EXERCISE BRIEF:
Copy every line below where the string "JSON" is found.

Component data from apps and pages:
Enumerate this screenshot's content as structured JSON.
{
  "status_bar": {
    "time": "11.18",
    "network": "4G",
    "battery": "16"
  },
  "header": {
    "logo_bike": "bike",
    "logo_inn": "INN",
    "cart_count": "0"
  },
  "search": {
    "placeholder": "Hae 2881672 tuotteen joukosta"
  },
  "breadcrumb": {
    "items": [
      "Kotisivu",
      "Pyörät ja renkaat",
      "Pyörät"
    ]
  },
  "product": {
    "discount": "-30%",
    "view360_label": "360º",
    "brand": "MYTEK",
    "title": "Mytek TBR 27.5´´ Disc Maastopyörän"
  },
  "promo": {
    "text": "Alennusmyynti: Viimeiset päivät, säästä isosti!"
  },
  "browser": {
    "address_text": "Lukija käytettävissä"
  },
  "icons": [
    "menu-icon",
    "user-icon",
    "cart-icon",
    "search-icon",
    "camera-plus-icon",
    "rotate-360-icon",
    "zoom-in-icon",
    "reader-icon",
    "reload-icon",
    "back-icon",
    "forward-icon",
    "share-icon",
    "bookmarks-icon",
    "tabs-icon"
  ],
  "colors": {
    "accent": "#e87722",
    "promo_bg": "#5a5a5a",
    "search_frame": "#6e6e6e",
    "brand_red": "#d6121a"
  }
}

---

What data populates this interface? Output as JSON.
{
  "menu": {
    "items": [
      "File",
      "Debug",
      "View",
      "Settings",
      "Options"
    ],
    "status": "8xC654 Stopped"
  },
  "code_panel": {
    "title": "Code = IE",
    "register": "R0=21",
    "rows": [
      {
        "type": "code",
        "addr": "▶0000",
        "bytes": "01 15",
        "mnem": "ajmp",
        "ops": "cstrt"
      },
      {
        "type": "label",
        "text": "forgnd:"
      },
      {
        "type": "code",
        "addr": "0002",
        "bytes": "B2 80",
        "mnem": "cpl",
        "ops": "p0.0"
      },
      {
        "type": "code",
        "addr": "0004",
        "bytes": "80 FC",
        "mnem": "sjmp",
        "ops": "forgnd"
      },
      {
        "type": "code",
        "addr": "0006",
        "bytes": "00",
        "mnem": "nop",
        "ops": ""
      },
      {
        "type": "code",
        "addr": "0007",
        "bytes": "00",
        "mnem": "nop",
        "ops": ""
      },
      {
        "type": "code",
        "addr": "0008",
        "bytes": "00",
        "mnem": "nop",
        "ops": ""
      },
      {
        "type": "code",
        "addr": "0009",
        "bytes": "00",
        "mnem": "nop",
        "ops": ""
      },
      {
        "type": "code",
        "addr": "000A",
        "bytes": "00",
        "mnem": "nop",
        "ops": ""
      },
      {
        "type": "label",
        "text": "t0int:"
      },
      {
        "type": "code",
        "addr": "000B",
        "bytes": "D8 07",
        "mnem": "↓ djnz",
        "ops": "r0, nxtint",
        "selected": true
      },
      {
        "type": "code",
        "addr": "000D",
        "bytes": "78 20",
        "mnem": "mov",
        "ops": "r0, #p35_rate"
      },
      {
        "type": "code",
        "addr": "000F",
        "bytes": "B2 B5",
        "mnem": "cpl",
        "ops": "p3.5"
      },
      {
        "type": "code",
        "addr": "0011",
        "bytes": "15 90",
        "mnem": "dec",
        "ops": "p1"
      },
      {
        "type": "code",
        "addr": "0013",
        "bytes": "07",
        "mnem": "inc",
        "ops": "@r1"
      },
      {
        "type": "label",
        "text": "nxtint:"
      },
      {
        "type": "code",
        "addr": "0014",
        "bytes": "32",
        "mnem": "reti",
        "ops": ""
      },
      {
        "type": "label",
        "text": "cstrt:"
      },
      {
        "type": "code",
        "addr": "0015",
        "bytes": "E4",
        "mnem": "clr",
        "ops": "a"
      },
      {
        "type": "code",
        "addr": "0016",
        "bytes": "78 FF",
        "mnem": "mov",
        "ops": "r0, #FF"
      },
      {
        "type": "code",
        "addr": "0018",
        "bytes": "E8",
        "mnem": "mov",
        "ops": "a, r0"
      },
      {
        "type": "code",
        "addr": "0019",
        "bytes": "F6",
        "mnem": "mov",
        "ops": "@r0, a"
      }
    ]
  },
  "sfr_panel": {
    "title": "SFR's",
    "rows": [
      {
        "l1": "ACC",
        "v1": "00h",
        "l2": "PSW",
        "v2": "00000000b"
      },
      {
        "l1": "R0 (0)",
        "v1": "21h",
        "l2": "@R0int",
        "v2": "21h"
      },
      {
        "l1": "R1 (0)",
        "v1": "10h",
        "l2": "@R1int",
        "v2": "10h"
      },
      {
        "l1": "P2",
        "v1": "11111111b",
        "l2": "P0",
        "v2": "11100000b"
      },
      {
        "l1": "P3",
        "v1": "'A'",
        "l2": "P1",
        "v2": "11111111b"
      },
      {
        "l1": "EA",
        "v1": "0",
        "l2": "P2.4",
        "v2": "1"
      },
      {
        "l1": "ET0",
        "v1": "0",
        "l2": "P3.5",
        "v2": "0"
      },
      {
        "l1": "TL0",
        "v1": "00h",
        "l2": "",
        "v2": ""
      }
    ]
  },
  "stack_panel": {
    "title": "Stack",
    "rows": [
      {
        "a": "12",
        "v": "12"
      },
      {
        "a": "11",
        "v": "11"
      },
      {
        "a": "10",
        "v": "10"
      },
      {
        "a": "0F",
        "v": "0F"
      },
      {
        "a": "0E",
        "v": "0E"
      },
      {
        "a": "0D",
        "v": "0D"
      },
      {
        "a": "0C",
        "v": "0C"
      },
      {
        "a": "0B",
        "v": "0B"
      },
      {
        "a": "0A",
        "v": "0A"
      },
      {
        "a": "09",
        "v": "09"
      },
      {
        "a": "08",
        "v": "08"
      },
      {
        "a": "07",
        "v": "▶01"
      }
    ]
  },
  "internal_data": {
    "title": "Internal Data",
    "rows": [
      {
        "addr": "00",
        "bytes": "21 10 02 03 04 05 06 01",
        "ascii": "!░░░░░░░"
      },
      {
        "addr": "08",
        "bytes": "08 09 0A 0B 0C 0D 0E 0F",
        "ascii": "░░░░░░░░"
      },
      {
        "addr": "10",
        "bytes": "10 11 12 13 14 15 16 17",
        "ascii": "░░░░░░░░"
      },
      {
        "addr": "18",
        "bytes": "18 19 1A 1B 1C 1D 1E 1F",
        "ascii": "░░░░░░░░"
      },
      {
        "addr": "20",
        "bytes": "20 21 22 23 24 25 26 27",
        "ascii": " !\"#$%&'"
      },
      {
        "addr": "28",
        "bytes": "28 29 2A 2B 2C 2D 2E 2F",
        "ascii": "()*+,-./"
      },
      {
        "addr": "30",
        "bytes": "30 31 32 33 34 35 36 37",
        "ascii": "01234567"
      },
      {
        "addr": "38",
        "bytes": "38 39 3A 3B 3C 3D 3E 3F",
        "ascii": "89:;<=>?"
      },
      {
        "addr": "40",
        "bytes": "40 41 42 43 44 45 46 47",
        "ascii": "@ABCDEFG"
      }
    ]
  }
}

SOLUTION TO THIS EXERCISE:
Enumerate this screenshot's content as structured JSON.
What data populates this interface? Output as JSON.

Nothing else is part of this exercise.